How to Incubate a Club in Manipal
MIT is one of those colleges where every individual finds himself, and the catalyst to this self-discovery has to be the vast plethora of clubs that the institute boasts. The 50-odd clubs, teams and organizations are student-run, and cater to almost every possible interest. Clubs here are technical and nontechnical, some require membership while others let you walk in whenever you want. Time working with your club is always well spent, and is a great way to socialize while you learn valuable skills and pursue interests. However, there are always fresh ideas and concepts, and the college lets you make your own club without much hassle. To give you an idea of how the process works, we at the MIT Post have decided to lay it out for you.
Step 1. The Concept
Before you decide to go through the whole ordeal, it’s best to have a clear idea of what you want to do. Your need to be sure of the direction your club is to take, and the purpose and function of the club must be well defined in your mind. The internet can be a really useful tool in such situations, and inspiration strikes from the strangest of sources. Friends, seniors and teachers will also be instrumental, as their experience will help you shape your ideas.

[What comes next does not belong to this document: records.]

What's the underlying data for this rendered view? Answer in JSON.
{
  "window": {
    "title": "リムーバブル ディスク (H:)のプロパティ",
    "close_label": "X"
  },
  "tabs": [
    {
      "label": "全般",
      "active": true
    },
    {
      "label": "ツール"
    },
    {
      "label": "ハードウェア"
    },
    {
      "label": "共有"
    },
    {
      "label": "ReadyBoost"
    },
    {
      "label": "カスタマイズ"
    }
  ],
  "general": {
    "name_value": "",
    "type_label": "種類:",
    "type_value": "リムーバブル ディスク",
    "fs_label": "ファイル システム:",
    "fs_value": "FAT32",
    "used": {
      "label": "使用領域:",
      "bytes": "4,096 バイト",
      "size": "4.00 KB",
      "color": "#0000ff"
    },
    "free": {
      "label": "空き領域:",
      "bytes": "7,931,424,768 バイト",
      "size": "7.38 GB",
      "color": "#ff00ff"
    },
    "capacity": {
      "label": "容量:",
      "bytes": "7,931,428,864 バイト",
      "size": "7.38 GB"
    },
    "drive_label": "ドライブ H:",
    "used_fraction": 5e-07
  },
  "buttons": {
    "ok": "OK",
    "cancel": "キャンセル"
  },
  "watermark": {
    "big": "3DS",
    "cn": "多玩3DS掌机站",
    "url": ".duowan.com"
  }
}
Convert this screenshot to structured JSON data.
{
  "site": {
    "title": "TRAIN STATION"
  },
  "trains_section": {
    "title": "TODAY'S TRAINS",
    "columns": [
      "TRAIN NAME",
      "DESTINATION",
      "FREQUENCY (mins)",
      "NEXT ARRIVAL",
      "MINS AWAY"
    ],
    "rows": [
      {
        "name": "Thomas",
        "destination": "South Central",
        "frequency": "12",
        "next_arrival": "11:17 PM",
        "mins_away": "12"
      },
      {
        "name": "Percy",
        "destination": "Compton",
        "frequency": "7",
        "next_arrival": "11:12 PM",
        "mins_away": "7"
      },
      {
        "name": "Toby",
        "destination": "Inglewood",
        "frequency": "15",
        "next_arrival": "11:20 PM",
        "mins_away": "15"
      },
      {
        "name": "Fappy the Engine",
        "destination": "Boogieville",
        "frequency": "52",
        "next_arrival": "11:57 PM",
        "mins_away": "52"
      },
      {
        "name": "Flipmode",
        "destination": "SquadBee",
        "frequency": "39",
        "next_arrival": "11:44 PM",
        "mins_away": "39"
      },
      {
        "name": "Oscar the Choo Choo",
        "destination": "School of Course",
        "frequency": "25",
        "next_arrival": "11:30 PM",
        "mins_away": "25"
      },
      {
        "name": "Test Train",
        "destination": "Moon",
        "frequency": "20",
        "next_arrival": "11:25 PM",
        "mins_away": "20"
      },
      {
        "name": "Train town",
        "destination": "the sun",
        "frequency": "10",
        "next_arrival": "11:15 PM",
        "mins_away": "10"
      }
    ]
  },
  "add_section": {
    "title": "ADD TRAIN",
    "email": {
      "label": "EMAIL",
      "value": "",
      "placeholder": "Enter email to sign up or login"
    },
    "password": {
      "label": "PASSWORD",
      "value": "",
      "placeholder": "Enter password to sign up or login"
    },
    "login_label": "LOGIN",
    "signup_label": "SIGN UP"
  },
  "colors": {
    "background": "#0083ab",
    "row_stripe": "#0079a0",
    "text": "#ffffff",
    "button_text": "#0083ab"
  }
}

Step 2. Creating a Team
A club is nothing without its members, quite literally. You’ll need a hardworking team around you as you try to build something from scratch, and it’s of the utmost importance that the founding members fit the bill. For new clubs, another parameter to judge members on is their ability to contribute immediately, like with the roles of Public Relations and Treasurer. Finding people who share your enthusiasm and are willing to put in the effort can be a daunting task, and you’ll be inclined to ask your close friends to fill in spots. It’s best to be cautious when dealing with your best buds, you don’t want to end up with disputes within the clubs that affect relationships outside of work.

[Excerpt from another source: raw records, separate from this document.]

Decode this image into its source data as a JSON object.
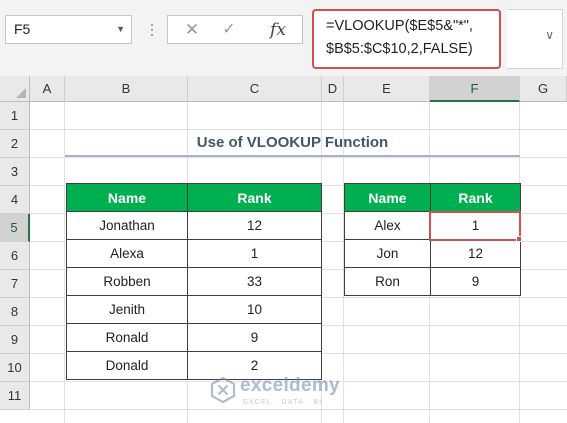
{
  "formula_bar": {
    "name_box": "F5",
    "cancel_glyph": "✕",
    "enter_glyph": "✓",
    "fx_glyph": "fx",
    "formula": "=VLOOKUP($E$5&\"*\",\n$B$5:$C$10,2,FALSE)"
  },
  "grid": {
    "columns": [
      "A",
      "B",
      "C",
      "D",
      "E",
      "F",
      "G"
    ],
    "rows": [
      "1",
      "2",
      "3",
      "4",
      "5",
      "6",
      "7",
      "8",
      "9",
      "10",
      "11"
    ],
    "selected_column": "F",
    "selected_row": "5",
    "active_cell": "F5"
  },
  "sheet": {
    "title": "Use of VLOOKUP Function",
    "source_table": {
      "headers": [
        "Name",
        "Rank"
      ],
      "rows": [
        [
          "Jonathan",
          "12"
        ],
        [
          "Alexa",
          "1"
        ],
        [
          "Robben",
          "33"
        ],
        [
          "Jenith",
          "10"
        ],
        [
          "Ronald",
          "9"
        ],
        [
          "Donald",
          "2"
        ]
      ]
    },
    "result_table": {
      "headers": [
        "Name",
        "Rank"
      ],
      "rows": [
        [
          "Alex",
          "1"
        ],
        [
          "Jon",
          "12"
        ],
        [
          "Ron",
          "9"
        ]
      ]
    }
  },
  "watermark": {
    "name": "exceldemy",
    "tagline": "EXCEL · DATA · BI"
  },
  "colors": {
    "header_green": "#00b050",
    "title_text": "#44546a",
    "title_underline": "#a5b2d6",
    "selection_red": "#d05050",
    "selection_green": "#217346"
  }
}
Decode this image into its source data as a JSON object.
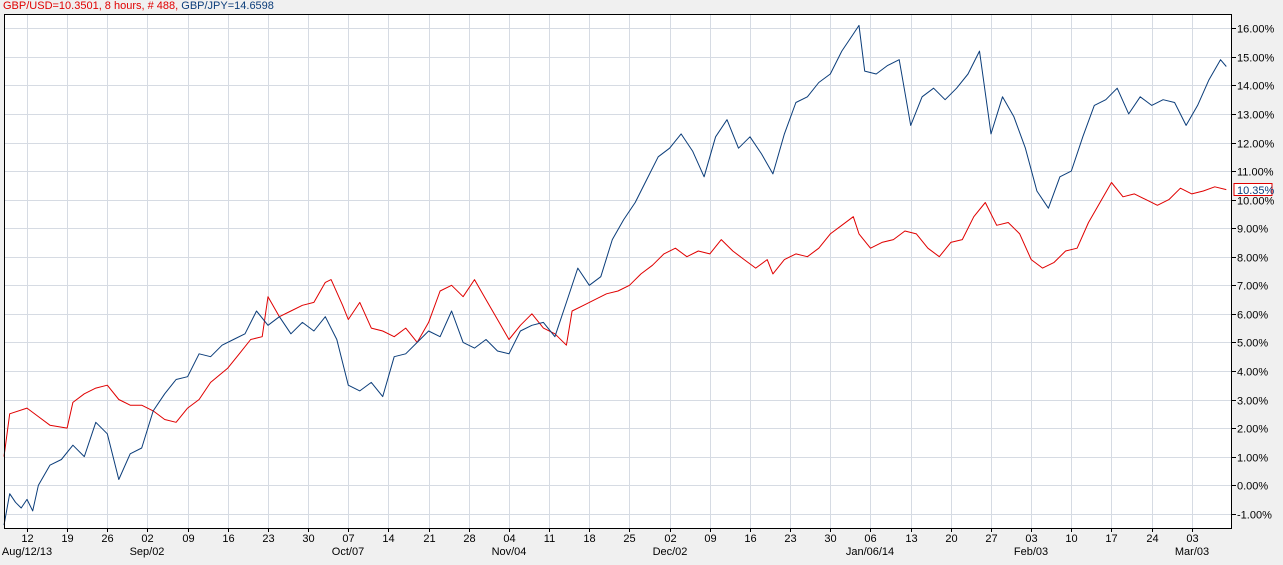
{
  "legend": {
    "usd_text": "GBP/USD=10.3501, 8 hours, # 488,",
    "jpy_text": "GBP/JPY=14.6598"
  },
  "last_value_label": "10.35%",
  "colors": {
    "gbpusd": "#e00000",
    "gbpjpy": "#0b3d7a",
    "grid": "#d6dbe3",
    "plot_bg": "#ffffff",
    "page_bg": "#f0f0f0"
  },
  "chart_data": {
    "type": "line",
    "ylim": [
      -1.5,
      16.5
    ],
    "yticks": [
      "-1.00%",
      "0.00%",
      "1.00%",
      "2.00%",
      "3.00%",
      "4.00%",
      "5.00%",
      "6.00%",
      "7.00%",
      "8.00%",
      "9.00%",
      "10.00%",
      "11.00%",
      "12.00%",
      "13.00%",
      "14.00%",
      "15.00%",
      "16.00%"
    ],
    "ytick_values": [
      -1,
      0,
      1,
      2,
      3,
      4,
      5,
      6,
      7,
      8,
      9,
      10,
      11,
      12,
      13,
      14,
      15,
      16
    ],
    "xlim": [
      "2013-08-08",
      "2014-03-10"
    ],
    "xticks_day": [
      {
        "label": "12",
        "date": "2013-08-12"
      },
      {
        "label": "19",
        "date": "2013-08-19"
      },
      {
        "label": "26",
        "date": "2013-08-26"
      },
      {
        "label": "02",
        "date": "2013-09-02"
      },
      {
        "label": "09",
        "date": "2013-09-09"
      },
      {
        "label": "16",
        "date": "2013-09-16"
      },
      {
        "label": "23",
        "date": "2013-09-23"
      },
      {
        "label": "30",
        "date": "2013-09-30"
      },
      {
        "label": "07",
        "date": "2013-10-07"
      },
      {
        "label": "14",
        "date": "2013-10-14"
      },
      {
        "label": "21",
        "date": "2013-10-21"
      },
      {
        "label": "28",
        "date": "2013-10-28"
      },
      {
        "label": "04",
        "date": "2013-11-04"
      },
      {
        "label": "11",
        "date": "2013-11-11"
      },
      {
        "label": "18",
        "date": "2013-11-18"
      },
      {
        "label": "25",
        "date": "2013-11-25"
      },
      {
        "label": "02",
        "date": "2013-12-02"
      },
      {
        "label": "09",
        "date": "2013-12-09"
      },
      {
        "label": "16",
        "date": "2013-12-16"
      },
      {
        "label": "23",
        "date": "2013-12-23"
      },
      {
        "label": "30",
        "date": "2013-12-30"
      },
      {
        "label": "06",
        "date": "2014-01-06"
      },
      {
        "label": "13",
        "date": "2014-01-13"
      },
      {
        "label": "20",
        "date": "2014-01-20"
      },
      {
        "label": "27",
        "date": "2014-01-27"
      },
      {
        "label": "03",
        "date": "2014-02-03"
      },
      {
        "label": "10",
        "date": "2014-02-10"
      },
      {
        "label": "17",
        "date": "2014-02-17"
      },
      {
        "label": "24",
        "date": "2014-02-24"
      },
      {
        "label": "03",
        "date": "2014-03-03"
      }
    ],
    "xticks_month": [
      {
        "label": "Aug/12/13",
        "date": "2013-08-12"
      },
      {
        "label": "Sep/02",
        "date": "2013-09-02"
      },
      {
        "label": "Oct/07",
        "date": "2013-10-07"
      },
      {
        "label": "Nov/04",
        "date": "2013-11-04"
      },
      {
        "label": "Dec/02",
        "date": "2013-12-02"
      },
      {
        "label": "Jan/06/14",
        "date": "2014-01-06"
      },
      {
        "label": "Feb/03",
        "date": "2014-02-03"
      },
      {
        "label": "Mar/03",
        "date": "2014-03-03"
      }
    ],
    "series": [
      {
        "name": "GBP/USD",
        "color": "#e00000",
        "points": [
          [
            "2013-08-08",
            1.0
          ],
          [
            "2013-08-09",
            2.5
          ],
          [
            "2013-08-12",
            2.7
          ],
          [
            "2013-08-14",
            2.4
          ],
          [
            "2013-08-16",
            2.1
          ],
          [
            "2013-08-19",
            2.0
          ],
          [
            "2013-08-20",
            2.9
          ],
          [
            "2013-08-22",
            3.2
          ],
          [
            "2013-08-24",
            3.4
          ],
          [
            "2013-08-26",
            3.5
          ],
          [
            "2013-08-28",
            3.0
          ],
          [
            "2013-08-30",
            2.8
          ],
          [
            "2013-09-01",
            2.8
          ],
          [
            "2013-09-03",
            2.6
          ],
          [
            "2013-09-05",
            2.3
          ],
          [
            "2013-09-07",
            2.2
          ],
          [
            "2013-09-09",
            2.7
          ],
          [
            "2013-09-11",
            3.0
          ],
          [
            "2013-09-13",
            3.6
          ],
          [
            "2013-09-16",
            4.1
          ],
          [
            "2013-09-18",
            4.6
          ],
          [
            "2013-09-20",
            5.1
          ],
          [
            "2013-09-22",
            5.2
          ],
          [
            "2013-09-23",
            6.6
          ],
          [
            "2013-09-25",
            5.9
          ],
          [
            "2013-09-27",
            6.1
          ],
          [
            "2013-09-29",
            6.3
          ],
          [
            "2013-10-01",
            6.4
          ],
          [
            "2013-10-03",
            7.1
          ],
          [
            "2013-10-04",
            7.2
          ],
          [
            "2013-10-06",
            6.3
          ],
          [
            "2013-10-07",
            5.8
          ],
          [
            "2013-10-09",
            6.4
          ],
          [
            "2013-10-11",
            5.5
          ],
          [
            "2013-10-13",
            5.4
          ],
          [
            "2013-10-15",
            5.2
          ],
          [
            "2013-10-17",
            5.5
          ],
          [
            "2013-10-19",
            5.0
          ],
          [
            "2013-10-21",
            5.7
          ],
          [
            "2013-10-23",
            6.8
          ],
          [
            "2013-10-25",
            7.0
          ],
          [
            "2013-10-27",
            6.6
          ],
          [
            "2013-10-29",
            7.2
          ],
          [
            "2013-10-31",
            6.5
          ],
          [
            "2013-11-02",
            5.8
          ],
          [
            "2013-11-04",
            5.1
          ],
          [
            "2013-11-06",
            5.6
          ],
          [
            "2013-11-08",
            6.0
          ],
          [
            "2013-11-10",
            5.5
          ],
          [
            "2013-11-12",
            5.3
          ],
          [
            "2013-11-14",
            4.9
          ],
          [
            "2013-11-15",
            6.1
          ],
          [
            "2013-11-17",
            6.3
          ],
          [
            "2013-11-19",
            6.5
          ],
          [
            "2013-11-21",
            6.7
          ],
          [
            "2013-11-23",
            6.8
          ],
          [
            "2013-11-25",
            7.0
          ],
          [
            "2013-11-27",
            7.4
          ],
          [
            "2013-11-29",
            7.7
          ],
          [
            "2013-12-01",
            8.1
          ],
          [
            "2013-12-03",
            8.3
          ],
          [
            "2013-12-05",
            8.0
          ],
          [
            "2013-12-07",
            8.2
          ],
          [
            "2013-12-09",
            8.1
          ],
          [
            "2013-12-11",
            8.6
          ],
          [
            "2013-12-13",
            8.2
          ],
          [
            "2013-12-15",
            7.9
          ],
          [
            "2013-12-17",
            7.6
          ],
          [
            "2013-12-19",
            7.9
          ],
          [
            "2013-12-20",
            7.4
          ],
          [
            "2013-12-22",
            7.9
          ],
          [
            "2013-12-24",
            8.1
          ],
          [
            "2013-12-26",
            8.0
          ],
          [
            "2013-12-28",
            8.3
          ],
          [
            "2013-12-30",
            8.8
          ],
          [
            "2014-01-01",
            9.1
          ],
          [
            "2014-01-03",
            9.4
          ],
          [
            "2014-01-04",
            8.8
          ],
          [
            "2014-01-06",
            8.3
          ],
          [
            "2014-01-08",
            8.5
          ],
          [
            "2014-01-10",
            8.6
          ],
          [
            "2014-01-12",
            8.9
          ],
          [
            "2014-01-14",
            8.8
          ],
          [
            "2014-01-16",
            8.3
          ],
          [
            "2014-01-18",
            8.0
          ],
          [
            "2014-01-20",
            8.5
          ],
          [
            "2014-01-22",
            8.6
          ],
          [
            "2014-01-24",
            9.4
          ],
          [
            "2014-01-26",
            9.9
          ],
          [
            "2014-01-28",
            9.1
          ],
          [
            "2014-01-30",
            9.2
          ],
          [
            "2014-02-01",
            8.8
          ],
          [
            "2014-02-03",
            7.9
          ],
          [
            "2014-02-05",
            7.6
          ],
          [
            "2014-02-07",
            7.8
          ],
          [
            "2014-02-09",
            8.2
          ],
          [
            "2014-02-11",
            8.3
          ],
          [
            "2014-02-13",
            9.2
          ],
          [
            "2014-02-15",
            9.9
          ],
          [
            "2014-02-17",
            10.6
          ],
          [
            "2014-02-19",
            10.1
          ],
          [
            "2014-02-21",
            10.2
          ],
          [
            "2014-02-23",
            10.0
          ],
          [
            "2014-02-25",
            9.8
          ],
          [
            "2014-02-27",
            10.0
          ],
          [
            "2014-03-01",
            10.4
          ],
          [
            "2014-03-03",
            10.2
          ],
          [
            "2014-03-05",
            10.3
          ],
          [
            "2014-03-07",
            10.45
          ],
          [
            "2014-03-09",
            10.35
          ]
        ]
      },
      {
        "name": "GBP/JPY",
        "color": "#0b3d7a",
        "points": [
          [
            "2013-08-08",
            -1.4
          ],
          [
            "2013-08-09",
            -0.3
          ],
          [
            "2013-08-10",
            -0.6
          ],
          [
            "2013-08-11",
            -0.8
          ],
          [
            "2013-08-12",
            -0.5
          ],
          [
            "2013-08-13",
            -0.9
          ],
          [
            "2013-08-14",
            0.0
          ],
          [
            "2013-08-16",
            0.7
          ],
          [
            "2013-08-18",
            0.9
          ],
          [
            "2013-08-20",
            1.4
          ],
          [
            "2013-08-22",
            1.0
          ],
          [
            "2013-08-24",
            2.2
          ],
          [
            "2013-08-26",
            1.8
          ],
          [
            "2013-08-28",
            0.2
          ],
          [
            "2013-08-30",
            1.1
          ],
          [
            "2013-09-01",
            1.3
          ],
          [
            "2013-09-03",
            2.6
          ],
          [
            "2013-09-05",
            3.2
          ],
          [
            "2013-09-07",
            3.7
          ],
          [
            "2013-09-09",
            3.8
          ],
          [
            "2013-09-11",
            4.6
          ],
          [
            "2013-09-13",
            4.5
          ],
          [
            "2013-09-15",
            4.9
          ],
          [
            "2013-09-17",
            5.1
          ],
          [
            "2013-09-19",
            5.3
          ],
          [
            "2013-09-21",
            6.1
          ],
          [
            "2013-09-23",
            5.6
          ],
          [
            "2013-09-25",
            5.9
          ],
          [
            "2013-09-27",
            5.3
          ],
          [
            "2013-09-29",
            5.7
          ],
          [
            "2013-10-01",
            5.4
          ],
          [
            "2013-10-03",
            5.9
          ],
          [
            "2013-10-05",
            5.1
          ],
          [
            "2013-10-07",
            3.5
          ],
          [
            "2013-10-09",
            3.3
          ],
          [
            "2013-10-11",
            3.6
          ],
          [
            "2013-10-13",
            3.1
          ],
          [
            "2013-10-15",
            4.5
          ],
          [
            "2013-10-17",
            4.6
          ],
          [
            "2013-10-19",
            5.0
          ],
          [
            "2013-10-21",
            5.4
          ],
          [
            "2013-10-23",
            5.2
          ],
          [
            "2013-10-25",
            6.1
          ],
          [
            "2013-10-27",
            5.0
          ],
          [
            "2013-10-29",
            4.8
          ],
          [
            "2013-10-31",
            5.1
          ],
          [
            "2013-11-02",
            4.7
          ],
          [
            "2013-11-04",
            4.6
          ],
          [
            "2013-11-06",
            5.4
          ],
          [
            "2013-11-08",
            5.6
          ],
          [
            "2013-11-10",
            5.7
          ],
          [
            "2013-11-12",
            5.2
          ],
          [
            "2013-11-14",
            6.4
          ],
          [
            "2013-11-16",
            7.6
          ],
          [
            "2013-11-18",
            7.0
          ],
          [
            "2013-11-20",
            7.3
          ],
          [
            "2013-11-22",
            8.6
          ],
          [
            "2013-11-24",
            9.3
          ],
          [
            "2013-11-26",
            9.9
          ],
          [
            "2013-11-28",
            10.7
          ],
          [
            "2013-11-30",
            11.5
          ],
          [
            "2013-12-02",
            11.8
          ],
          [
            "2013-12-04",
            12.3
          ],
          [
            "2013-12-06",
            11.7
          ],
          [
            "2013-12-08",
            10.8
          ],
          [
            "2013-12-10",
            12.2
          ],
          [
            "2013-12-12",
            12.8
          ],
          [
            "2013-12-14",
            11.8
          ],
          [
            "2013-12-16",
            12.2
          ],
          [
            "2013-12-18",
            11.6
          ],
          [
            "2013-12-20",
            10.9
          ],
          [
            "2013-12-22",
            12.3
          ],
          [
            "2013-12-24",
            13.4
          ],
          [
            "2013-12-26",
            13.6
          ],
          [
            "2013-12-28",
            14.1
          ],
          [
            "2013-12-30",
            14.4
          ],
          [
            "2014-01-01",
            15.2
          ],
          [
            "2014-01-03",
            15.8
          ],
          [
            "2014-01-04",
            16.1
          ],
          [
            "2014-01-05",
            14.5
          ],
          [
            "2014-01-07",
            14.4
          ],
          [
            "2014-01-09",
            14.7
          ],
          [
            "2014-01-11",
            14.9
          ],
          [
            "2014-01-13",
            12.6
          ],
          [
            "2014-01-15",
            13.6
          ],
          [
            "2014-01-17",
            13.9
          ],
          [
            "2014-01-19",
            13.5
          ],
          [
            "2014-01-21",
            13.9
          ],
          [
            "2014-01-23",
            14.4
          ],
          [
            "2014-01-25",
            15.2
          ],
          [
            "2014-01-27",
            12.3
          ],
          [
            "2014-01-29",
            13.6
          ],
          [
            "2014-01-31",
            12.9
          ],
          [
            "2014-02-02",
            11.8
          ],
          [
            "2014-02-04",
            10.3
          ],
          [
            "2014-02-06",
            9.7
          ],
          [
            "2014-02-08",
            10.8
          ],
          [
            "2014-02-10",
            11.0
          ],
          [
            "2014-02-12",
            12.2
          ],
          [
            "2014-02-14",
            13.3
          ],
          [
            "2014-02-16",
            13.5
          ],
          [
            "2014-02-18",
            13.9
          ],
          [
            "2014-02-20",
            13.0
          ],
          [
            "2014-02-22",
            13.6
          ],
          [
            "2014-02-24",
            13.3
          ],
          [
            "2014-02-26",
            13.5
          ],
          [
            "2014-02-28",
            13.4
          ],
          [
            "2014-03-02",
            12.6
          ],
          [
            "2014-03-04",
            13.3
          ],
          [
            "2014-03-06",
            14.2
          ],
          [
            "2014-03-08",
            14.9
          ],
          [
            "2014-03-09",
            14.66
          ]
        ]
      }
    ]
  }
}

Step 3. Finding a Mentor
The faculty advisers are the most underrated individuals of a club. They link the college authorities and the executive board of the club. So, it’s a good idea to rope in a teacher who will share your vision and ideologies. He/she will help you lay down the foundations, and will guide you through administrative gibberish.
Step 4. Getting the Process Started
Filling out the form is the first actual step you will take towards giving birth to your club. The form available at the Department of Student Welfare require your basic details, the purpose of the club/team and its hierarchy to be elaborately enlisted. The important part is the presentation, which will be judged by the Associate Director of Student Welfare, Dr. Narayana Shenoy, impressing whom will be your first hurdle. Make sure that you know what you are doing, and have everything planned out.
Step 5. Finishing Touches
The final step of the process is to take your teacher in-charge along, and present your idea to the Joint Director of MIT. After his approval, you will be granted permission to create your own college club, and go down in the history books of MIT as part of a very exclusive group of club founders. This presentation should be crisp and precise, and if you do your homework, you could be the president of your very own club by the end of the day.
Now’s the time to recruit students into your club, for which you will need a solid marketing and advertising strategy. Every club hosts general body meetings, which are open to prospective members. The Student Council oversees all club-related activities, it’s best to be in constant touch with them. Also, depending on whether your club being technical or non-technical, your club will be expected to contribute during TechTatva or Revels respectively. With the college already fostering half a hundred clubs, you may face difficulty establishing a foothold early on, but persistent hard work and self-belief will lead eventually lead you to success. Best of luck!